- Interpretive Communication: Audio Texts. 3 sets of audio sources with questions (interviews, instructions, presentations).
- Students will respond to questions about main ideas and supporting details. Some questions will require students to demonstrate their understanding of cultural or interdisciplinary information.
- Students will have time to read a preview of each selection and skim the questions before listening to the audio. All audio texts will be played twice.
Section 2A: Free Response Written
2 Questions | 1 Hour 10 Minutes | 25% of Score
- Interpersonal Writing: Read and reply to an email message (15 minutes).
- Presentational Writing: Write an argumentative essay based on 3 sources, including an article, a table, graph, chart, or infographic, and a related audio source (played twice), that present different viewpoints on a topic (~55 minutes total: 15 minutes to review materials plus 40 minutes to write). Students will have access to the print sources and any notes they may take on the audio during the entire 40-minute writing period.
Section 2B: Free Response Spoken
2 Questions | 18 Minutes | 25% of Score
- Interpersonal Speaking: Participate in 5 exchanges in a simulated conversation (20 seconds for each response). For this conversation, students will be provided with a preview of the conversation, including an outline of each exchange.
- Presentational Speaking: Deliver a 2-minute presentation in response to a prompt in which students compare a cultural feature of a French-speaking community with which they are familiar to their own community or another community.
Digital Audio Submission
All student audio responses for AP French, German, Italian, and Spanish Language and Culture Exams must be submitted through the Digital Audio Submission (DAS) portal to be scored.
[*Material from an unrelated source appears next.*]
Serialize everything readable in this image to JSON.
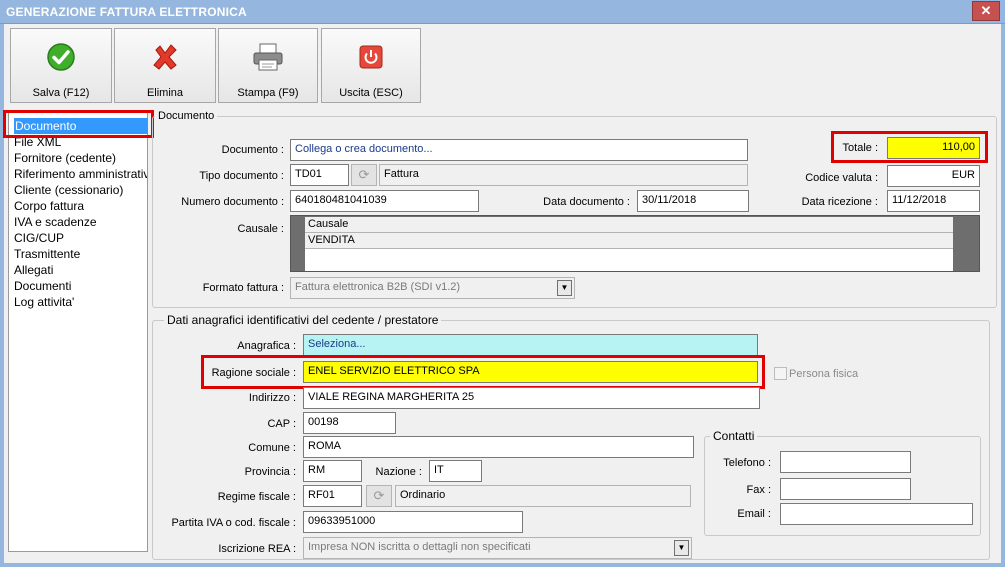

Visit Submitting Audio for more information about the DAS portal.
The Digital Audio Capture (DAC) app is an additional recording option available for the AP French, German, Italian, and Spanish Language and Culture Exams. The 2020 version of the DAC app for use on Apple iPad tablets will be available for download in the spring. Schools that use the DAC app must use the 2020 version of the app. (Files recorded using previous versions of the DAC app will not be accepted by the DAS portal.)
Exam Questions and Scoring Information
For free-response questions (FRQs) from the 2019 exam, along with scoring information, check out the table below.
Be sure to review the Chief Reader Report. In this invaluable resource, the chief reader of the AP Exam compiles feedback from members of the AP Reading leadership to explain how students performed on the FRQs, summarize typical student errors, and address specific concepts and content with which students have struggled the most that year.
|Questions||Scoring||Samples and Commentary||Score Distributions|
With regard to la Nouvelle Orthographe, the spelling reform that is officially encouraged but not required by the French government, the AP French Development Committee would like to clarify that students will not be penalized if they use the new spellings in the writing part of the AP French Language and Culture Exam.
Additional information on la Nouvelle Orthographe can be found on the following website: http://www.orthographe-recommandee.info/